actress, was born Angela Evelyn Bassett in the Bronx, New York, to Betty Bassett, a social worker, and a father whose name and occupation are unknown. Soon after Angela's birth her parents divorced, and she moved with her mother and sister to St. Petersburg, Florida. Bassett first thought of a career in acting after a 1974 school trip to Washington, D.C., where she saw James Earl Jones perform in Of Mice and Men at the Kennedy Center.
After graduating from Boca Ciega High School in St. Petersburg in 1976, Bassett won a scholarship to study at Yale University. She earned her BA in African American Studies in 1980 and a master of fine arts from the Yale School of Drama in 1983. After Yale, Bassett did a stint as a photo researcher for U.S. News and World Report while also pursuing theater roles in New York and ...
was born in Port-au-Prince, Haiti, on 20 February 1962, the son of Pradel Batraville, a medical practitioner, and Denise Elysée, a small-business merchant. He received his primary and secondary education at the Petit Séminaire Collège Saint-Martial, an acclaimed all-boys Catholic school in the capital city. While still in school, he published several works, including his first collection of poems in Kreyòl, titled Boulpik, with Éditions Choucoune in Port-au-Prince (1978). This collection was followed in 1979 by Pétition au Soleil, an anthology of French poems printed by the same publisher.

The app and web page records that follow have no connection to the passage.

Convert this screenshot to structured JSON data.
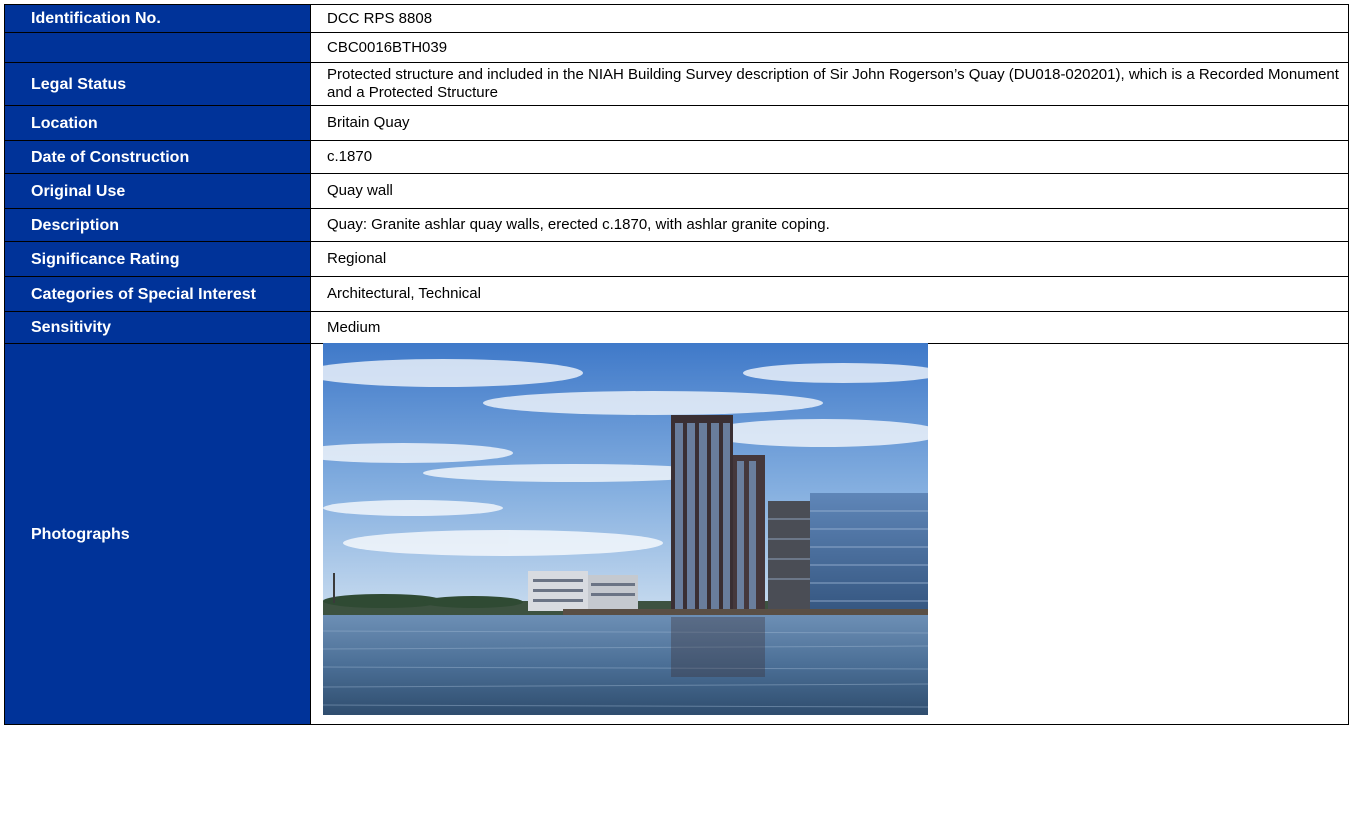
{
  "rows": [
    {
      "label": "Identification No.",
      "value": "DCC RPS 8808"
    },
    {
      "label": "",
      "value": "CBC0016BTH039"
    },
    {
      "label": "Legal Status",
      "value": "Protected structure and included in the NIAH Building Survey description of Sir John Rogerson’s Quay (DU018-020201), which is a Recorded Monument and a Protected Structure"
    },
    {
      "label": "Location",
      "value": "Britain Quay"
    },
    {
      "label": "Date of Construction",
      "value": "c.1870"
    },
    {
      "label": "Original Use",
      "value": "Quay wall"
    },
    {
      "label": "Description",
      "value": "Quay: Granite ashlar quay walls, erected c.1870, with ashlar granite coping."
    },
    {
      "label": "Significance Rating",
      "value": "Regional"
    },
    {
      "label": "Categories of Special Interest",
      "value": "Architectural, Technical"
    },
    {
      "label": "Sensitivity",
      "value": "Medium"
    },
    {
      "label": "Photographs",
      "value": ""
    }
  ],
  "colors": {
    "label_bg": "#003399",
    "label_text": "#ffffff",
    "border": "#000000"
  }
}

Batraville’s parents sent him to Europe for higher education, hoping that he would return to Haiti equipped with a medical degree and a specialization in cardiology. This was not to be, however, as Batraville instead began the first year of a bachelor’s degree program in art history and archaeology at Université libre de Bruxelles in 1984 ...
lyric coloratura soprano, was the youngest of seven children born in Portsmouth, Ohio, to Grady Battle, a steelworker from Alabama who belonged to a gospel quartet, and Ollie Layne Battle. Together with her six older siblings, Kathleen Deanna Battle experienced the gospel music of her African Methodist Episcopal Church from a very early age. Battle studied at Portsmouth High School with Charles Varney and began piano lessons at the age of twelve.
She considered using her National Achievement Scholarship, which she was awarded in 1966, to study mathematics at the University of Cincinnati, but she graduated instead from the University of Cincinnati's College-Conservatory of Music with a degree in music education in 1970 The following year Battle received a master s degree from the same institution After graduation Battle worked as a music teacher for fifth and sixth graders in a Cincinnati inner city school for two ...
journalist, author, and public speaker, was born Melba Joy Pattillo in Little Rock, Arkansas, the daughter of Howell “Will” Pattillo, a hostler's helper for the Missouri Pacific Railroad, and Dr. Lois Marie Peyton Pattillo, a junior high school English teacher who was among the first African Americans to attend the University of Arkansas (graduating in 1954). In 1957, spurred by the 1954 Supreme Court ruling in Brown v. Board of Education, mandating public school desegregation, Beals, at the age of fifteen, became one of the first African American students—later known as the “Little Rock Nine”—to enroll in Central High School, then Arkansas' finest high school.
Prior to 1957 Beals s deepest anguish had been her parents divorce when she was seven She found solace in the hours she spent with her cherished grandmother India Anette Peyton while her mother worked and studied and ...